“Our overseas investments will continue to focus on the opportunities that are provided by the Belt and Road national policy,” the company said, in a statement to Reuters, adding it would “actively invest” in other areas of financial services, including insurance, securities and financial technology.
It gave no details, but bankers said Legend has been eyeing banks and insurers in Southeast Asia, Europe and Hong Kong, using its healthy balance sheet and the halo effect of Belt and Road-linked initiatives.
Better financial expertise and depth will help China secure contract guarantees, financing and better insurance.
“We need those overseas financing institutions — buying them can expand our bank assets and boost foreign firms’ participation in our projects abroad,” said Huo Jianguo, vice-chairman of the China Society for WTO Studies, under the Ministry of Commerce.
“China is having a hard time attracting international institutions to get involved” in Belt and Road projects, Huo said. “If that persists it will become an one-man show, which is not sustainable.”
Besides Legend, others eyeing the sector include the insurer China Life, China Minsheng Financial, China Everbright, part of the state-owned China Everbright Group, and Haitong International Securities.
They are mainly scouting for investment and acquisition targets in Europe and Asia, said bankers and lawyers.
Chinese companies will not be expanding into the financial services sector at will, of course.

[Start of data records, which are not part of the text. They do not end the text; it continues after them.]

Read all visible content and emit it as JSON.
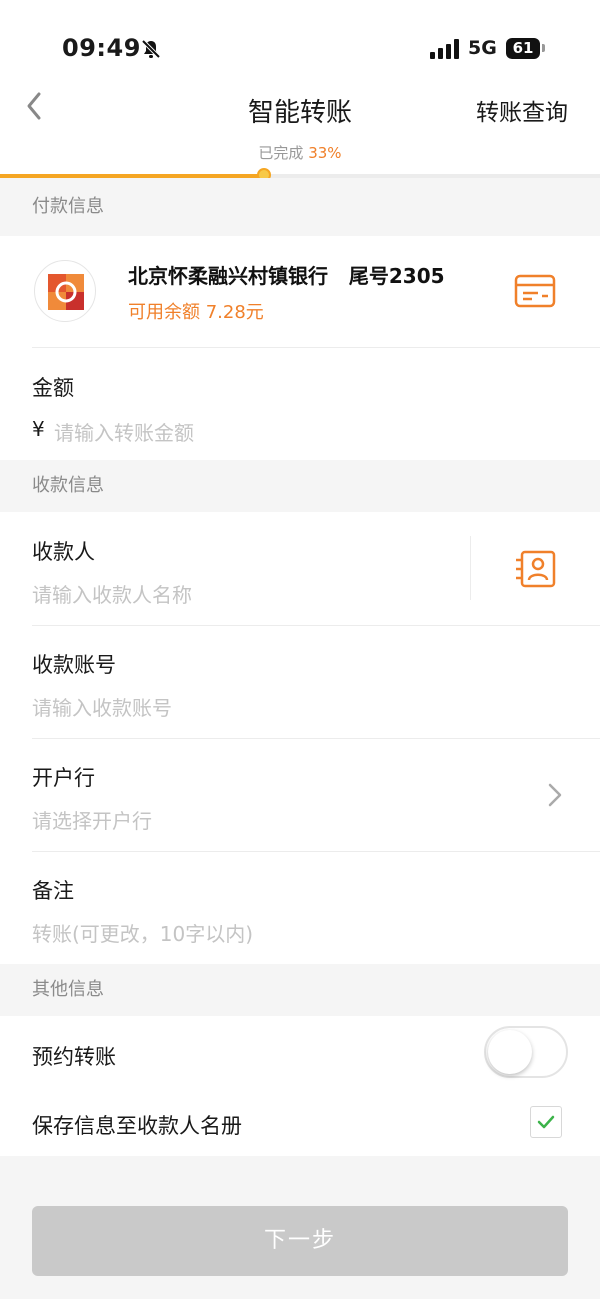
{
  "status_bar": {
    "time": "09:49",
    "network": "5G",
    "battery": "61",
    "icons": [
      "bell-slash-icon",
      "signal-icon"
    ]
  },
  "nav": {
    "title": "智能转账",
    "right_link": "转账查询",
    "progress_label": "已完成",
    "progress_value": "33%",
    "progress_fraction": 0.33
  },
  "payment_section": {
    "header": "付款信息",
    "bank_name": "北京怀柔融兴村镇银行   尾号2305",
    "balance": "可用余额 7.28元",
    "amount_label": "金额",
    "currency_symbol": "¥",
    "amount_placeholder": "请输入转账金额"
  },
  "payee_section": {
    "header": "收款信息",
    "payee_label": "收款人",
    "payee_placeholder": "请输入收款人名称",
    "account_label": "收款账号",
    "account_placeholder": "请输入收款账号",
    "bank_label": "开户行",
    "bank_placeholder": "请选择开户行",
    "remark_label": "备注",
    "remark_placeholder": "转账(可更改，10字以内)"
  },
  "other_section": {
    "header": "其他信息",
    "scheduled_label": "预约转账",
    "scheduled_on": false,
    "save_label": "保存信息至收款人名册",
    "save_checked": true
  },
  "footer": {
    "next_button": "下一步"
  },
  "colors": {
    "accent": "#f0802a",
    "progress": "#f5a623",
    "button_disabled": "#c9c9c9",
    "check": "#3cb34a"
  }
}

Acquisitions of stakes in foreign banks — never mind full ownership — are already closely monitored by overseas regulators.
But while banks may be tough targets, bankers and executives say Chinese institutions and conglomerates could instead target asset management, insurance or wealth managers.
China Everbright plans to allocate $1.5 billion of its 2017 spending to the purchase of a fund manager, private bank or insurer overseas to help it raise cash more easily and extend its presence abroad.
China Merchants Bank has been “actively looking” for wealth management firms in Europe, said one person familiar with the matter, adding that not all financial acquisitions in the near term may have clear Belt and Road links.
China Minsheng Financial declined to comment on its plans, while Haitong International said it does not “have any plans at the moment.” China Life, Legend and China Merchants Bank did not respond to requests for comment.
“Finance is definitely an encouraged sector under the recent Chinese outbound investment guideline,” said Christina Lee, a partner at the law firm Baker McKenzie’s capital markets practice in Hong Kong.
“PRC financial institutions are mostly domestically focused,” Lee said. “M&A is a fast way to gain exposure and expertise in the international finance scene.”